| Record set |
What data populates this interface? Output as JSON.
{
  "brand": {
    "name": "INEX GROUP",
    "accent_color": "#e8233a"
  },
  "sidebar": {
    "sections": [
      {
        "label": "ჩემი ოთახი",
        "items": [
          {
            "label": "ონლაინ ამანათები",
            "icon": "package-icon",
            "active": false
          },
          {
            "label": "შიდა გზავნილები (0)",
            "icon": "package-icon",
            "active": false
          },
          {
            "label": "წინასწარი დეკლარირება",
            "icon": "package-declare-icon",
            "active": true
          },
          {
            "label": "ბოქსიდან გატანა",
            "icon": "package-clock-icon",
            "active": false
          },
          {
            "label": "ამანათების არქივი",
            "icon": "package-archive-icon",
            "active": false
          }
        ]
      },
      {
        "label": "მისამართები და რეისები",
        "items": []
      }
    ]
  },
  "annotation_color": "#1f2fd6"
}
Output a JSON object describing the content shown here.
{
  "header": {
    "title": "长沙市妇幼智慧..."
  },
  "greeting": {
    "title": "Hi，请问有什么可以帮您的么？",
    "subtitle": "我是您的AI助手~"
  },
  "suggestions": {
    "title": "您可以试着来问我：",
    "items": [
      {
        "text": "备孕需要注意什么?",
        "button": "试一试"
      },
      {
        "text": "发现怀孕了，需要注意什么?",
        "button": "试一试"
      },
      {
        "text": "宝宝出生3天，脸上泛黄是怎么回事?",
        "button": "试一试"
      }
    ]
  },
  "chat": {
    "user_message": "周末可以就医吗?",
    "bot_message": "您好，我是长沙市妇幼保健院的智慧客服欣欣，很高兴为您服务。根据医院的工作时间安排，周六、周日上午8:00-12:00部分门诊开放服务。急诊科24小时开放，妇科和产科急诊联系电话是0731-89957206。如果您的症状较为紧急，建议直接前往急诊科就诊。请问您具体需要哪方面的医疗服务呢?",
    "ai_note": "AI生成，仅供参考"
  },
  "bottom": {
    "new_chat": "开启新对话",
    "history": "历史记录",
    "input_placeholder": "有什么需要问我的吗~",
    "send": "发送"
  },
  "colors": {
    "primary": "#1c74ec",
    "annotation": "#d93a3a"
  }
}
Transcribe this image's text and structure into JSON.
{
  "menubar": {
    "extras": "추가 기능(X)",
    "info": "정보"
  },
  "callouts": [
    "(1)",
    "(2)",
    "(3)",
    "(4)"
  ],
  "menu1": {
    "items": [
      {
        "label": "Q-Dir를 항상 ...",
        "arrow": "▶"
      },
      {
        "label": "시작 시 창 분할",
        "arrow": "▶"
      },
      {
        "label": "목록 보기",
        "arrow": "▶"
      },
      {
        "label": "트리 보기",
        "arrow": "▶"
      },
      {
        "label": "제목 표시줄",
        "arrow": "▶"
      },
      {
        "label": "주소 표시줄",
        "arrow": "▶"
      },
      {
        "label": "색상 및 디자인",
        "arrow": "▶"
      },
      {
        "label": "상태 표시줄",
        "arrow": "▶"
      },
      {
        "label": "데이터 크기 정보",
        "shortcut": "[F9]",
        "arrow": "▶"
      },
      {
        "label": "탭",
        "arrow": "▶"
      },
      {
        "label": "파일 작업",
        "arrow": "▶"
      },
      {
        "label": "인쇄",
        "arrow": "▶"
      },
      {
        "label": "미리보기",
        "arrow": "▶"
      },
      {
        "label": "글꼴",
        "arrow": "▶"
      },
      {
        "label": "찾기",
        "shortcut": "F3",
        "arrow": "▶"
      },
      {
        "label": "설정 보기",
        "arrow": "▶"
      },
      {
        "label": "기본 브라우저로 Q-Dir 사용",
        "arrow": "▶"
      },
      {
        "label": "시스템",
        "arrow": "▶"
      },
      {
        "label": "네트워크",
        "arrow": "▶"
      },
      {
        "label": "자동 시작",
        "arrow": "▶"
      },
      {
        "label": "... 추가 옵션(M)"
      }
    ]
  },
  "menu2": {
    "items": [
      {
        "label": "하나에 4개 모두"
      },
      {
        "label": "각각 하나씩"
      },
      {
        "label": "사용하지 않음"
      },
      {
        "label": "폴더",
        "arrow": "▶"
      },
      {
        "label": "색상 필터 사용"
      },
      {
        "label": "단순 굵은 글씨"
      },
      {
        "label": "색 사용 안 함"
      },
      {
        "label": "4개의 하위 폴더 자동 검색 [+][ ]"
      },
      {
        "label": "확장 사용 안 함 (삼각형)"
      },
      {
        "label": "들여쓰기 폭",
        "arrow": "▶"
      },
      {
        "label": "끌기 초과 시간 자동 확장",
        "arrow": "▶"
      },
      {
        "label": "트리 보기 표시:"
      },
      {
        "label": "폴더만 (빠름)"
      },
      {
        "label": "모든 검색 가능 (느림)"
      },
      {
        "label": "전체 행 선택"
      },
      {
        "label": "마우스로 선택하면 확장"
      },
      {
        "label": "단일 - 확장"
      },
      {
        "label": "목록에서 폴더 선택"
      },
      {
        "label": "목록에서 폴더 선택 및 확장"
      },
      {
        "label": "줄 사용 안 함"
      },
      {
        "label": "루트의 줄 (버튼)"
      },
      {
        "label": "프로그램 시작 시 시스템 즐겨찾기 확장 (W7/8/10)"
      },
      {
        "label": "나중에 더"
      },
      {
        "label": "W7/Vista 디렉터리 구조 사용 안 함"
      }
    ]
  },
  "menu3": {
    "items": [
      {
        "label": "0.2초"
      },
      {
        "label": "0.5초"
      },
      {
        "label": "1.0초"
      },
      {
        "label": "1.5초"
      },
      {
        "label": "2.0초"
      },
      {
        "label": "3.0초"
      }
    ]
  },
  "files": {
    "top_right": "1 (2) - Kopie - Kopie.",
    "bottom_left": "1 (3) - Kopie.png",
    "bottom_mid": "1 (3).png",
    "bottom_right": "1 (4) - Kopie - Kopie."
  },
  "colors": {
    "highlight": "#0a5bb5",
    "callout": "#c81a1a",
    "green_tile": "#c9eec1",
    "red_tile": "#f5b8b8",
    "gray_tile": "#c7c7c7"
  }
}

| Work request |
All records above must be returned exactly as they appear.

| Response to this task |
What data populates this interface? Output as JSON.
{
  "brand": {
    "name": "INEX GROUP",
    "accent_color": "#e8233a"
  },
  "sidebar": {
    "sections": [
      {
        "label": "ჩემი ოთახი",
        "items": [
          {
            "label": "ონლაინ ამანათები",
            "icon": "package-icon",
            "active": false
          },
          {
            "label": "შიდა გზავნილები (0)",
            "icon": "package-icon",
            "active": false
          },
          {
            "label": "წინასწარი დეკლარირება",
            "icon": "package-declare-icon",
            "active": true
          },
          {
            "label": "ბოქსიდან გატანა",
            "icon": "package-clock-icon",
            "active": false
          },
          {
            "label": "ამანათების არქივი",
            "icon": "package-archive-icon",
            "active": false
          }
        ]
      },
      {
        "label": "მისამართები და რეისები",
        "items": []
      }
    ]
  },
  "annotation_color": "#1f2fd6"
}
Output a JSON object describing the content shown here.
{
  "header": {
    "title": "长沙市妇幼智慧..."
  },
  "greeting": {
    "title": "Hi，请问有什么可以帮您的么？",
    "subtitle": "我是您的AI助手~"
  },
  "suggestions": {
    "title": "您可以试着来问我：",
    "items": [
      {
        "text": "备孕需要注意什么?",
        "button": "试一试"
      },
      {
        "text": "发现怀孕了，需要注意什么?",
        "button": "试一试"
      },
      {
        "text": "宝宝出生3天，脸上泛黄是怎么回事?",
        "button": "试一试"
      }
    ]
  },
  "chat": {
    "user_message": "周末可以就医吗?",
    "bot_message": "您好，我是长沙市妇幼保健院的智慧客服欣欣，很高兴为您服务。根据医院的工作时间安排，周六、周日上午8:00-12:00部分门诊开放服务。急诊科24小时开放，妇科和产科急诊联系电话是0731-89957206。如果您的症状较为紧急，建议直接前往急诊科就诊。请问您具体需要哪方面的医疗服务呢?",
    "ai_note": "AI生成，仅供参考"
  },
  "bottom": {
    "new_chat": "开启新对话",
    "history": "历史记录",
    "input_placeholder": "有什么需要问我的吗~",
    "send": "发送"
  },
  "colors": {
    "primary": "#1c74ec",
    "annotation": "#d93a3a"
  }
}
Transcribe this image's text and structure into JSON.
{
  "menubar": {
    "extras": "추가 기능(X)",
    "info": "정보"
  },
  "callouts": [
    "(1)",
    "(2)",
    "(3)",
    "(4)"
  ],
  "menu1": {
    "items": [
      {
        "label": "Q-Dir를 항상 ...",
        "arrow": "▶"
      },
      {
        "label": "시작 시 창 분할",
        "arrow": "▶"
      },
      {
        "label": "목록 보기",
        "arrow": "▶"
      },
      {
        "label": "트리 보기",
        "arrow": "▶"
      },
      {
        "label": "제목 표시줄",
        "arrow": "▶"
      },
      {
        "label": "주소 표시줄",
        "arrow": "▶"
      },
      {
        "label": "색상 및 디자인",
        "arrow": "▶"
      },
      {
        "label": "상태 표시줄",
        "arrow": "▶"
      },
      {
        "label": "데이터 크기 정보",
        "shortcut": "[F9]",
        "arrow": "▶"
      },
      {
        "label": "탭",
        "arrow": "▶"
      },
      {
        "label": "파일 작업",
        "arrow": "▶"
      },
      {
        "label": "인쇄",
        "arrow": "▶"
      },
      {
        "label": "미리보기",
        "arrow": "▶"
      },
      {
        "label": "글꼴",
        "arrow": "▶"
      },
      {
        "label": "찾기",
        "shortcut": "F3",
        "arrow": "▶"
      },
      {
        "label": "설정 보기",
        "arrow": "▶"
      },
      {
        "label": "기본 브라우저로 Q-Dir 사용",
        "arrow": "▶"
      },
      {
        "label": "시스템",
        "arrow": "▶"
      },
      {
        "label": "네트워크",
        "arrow": "▶"
      },
      {
        "label": "자동 시작",
        "arrow": "▶"
      },
      {
        "label": "... 추가 옵션(M)"
      }
    ]
  },
  "menu2": {
    "items": [
      {
        "label": "하나에 4개 모두"
      },
      {
        "label": "각각 하나씩"
      },
      {
        "label": "사용하지 않음"
      },
      {
        "label": "폴더",
        "arrow": "▶"
      },
      {
        "label": "색상 필터 사용"
      },
      {
        "label": "단순 굵은 글씨"
      },
      {
        "label": "색 사용 안 함"
      },
      {
        "label": "4개의 하위 폴더 자동 검색 [+][ ]"
      },
      {
        "label": "확장 사용 안 함 (삼각형)"
      },
      {
        "label": "들여쓰기 폭",
        "arrow": "▶"
      },
      {
        "label": "끌기 초과 시간 자동 확장",
        "arrow": "▶"
      },
      {
        "label": "트리 보기 표시:"
      },
      {
        "label": "폴더만 (빠름)"
      },
      {
        "label": "모든 검색 가능 (느림)"
      },
      {
        "label": "전체 행 선택"
      },
      {
        "label": "마우스로 선택하면 확장"
      },
      {
        "label": "단일 - 확장"
      },
      {
        "label": "목록에서 폴더 선택"
      },
      {
        "label": "목록에서 폴더 선택 및 확장"
      },
      {
        "label": "줄 사용 안 함"
      },
      {
        "label": "루트의 줄 (버튼)"
      },
      {
        "label": "프로그램 시작 시 시스템 즐겨찾기 확장 (W7/8/10)"
      },
      {
        "label": "나중에 더"
      },
      {
        "label": "W7/Vista 디렉터리 구조 사용 안 함"
      }
    ]
  },
  "menu3": {
    "items": [
      {
        "label": "0.2초"
      },
      {
        "label": "0.5초"
      },
      {
        "label": "1.0초"
      },
      {
        "label": "1.5초"
      },
      {
        "label": "2.0초"
      },
      {
        "label": "3.0초"
      }
    ]
  },
  "files": {
    "top_right": "1 (2) - Kopie - Kopie.",
    "bottom_left": "1 (3) - Kopie.png",
    "bottom_mid": "1 (3).png",
    "bottom_right": "1 (4) - Kopie - Kopie."
  },
  "colors": {
    "highlight": "#0a5bb5",
    "callout": "#c81a1a",
    "green_tile": "#c9eec1",
    "red_tile": "#f5b8b8",
    "gray_tile": "#c7c7c7"
  }
}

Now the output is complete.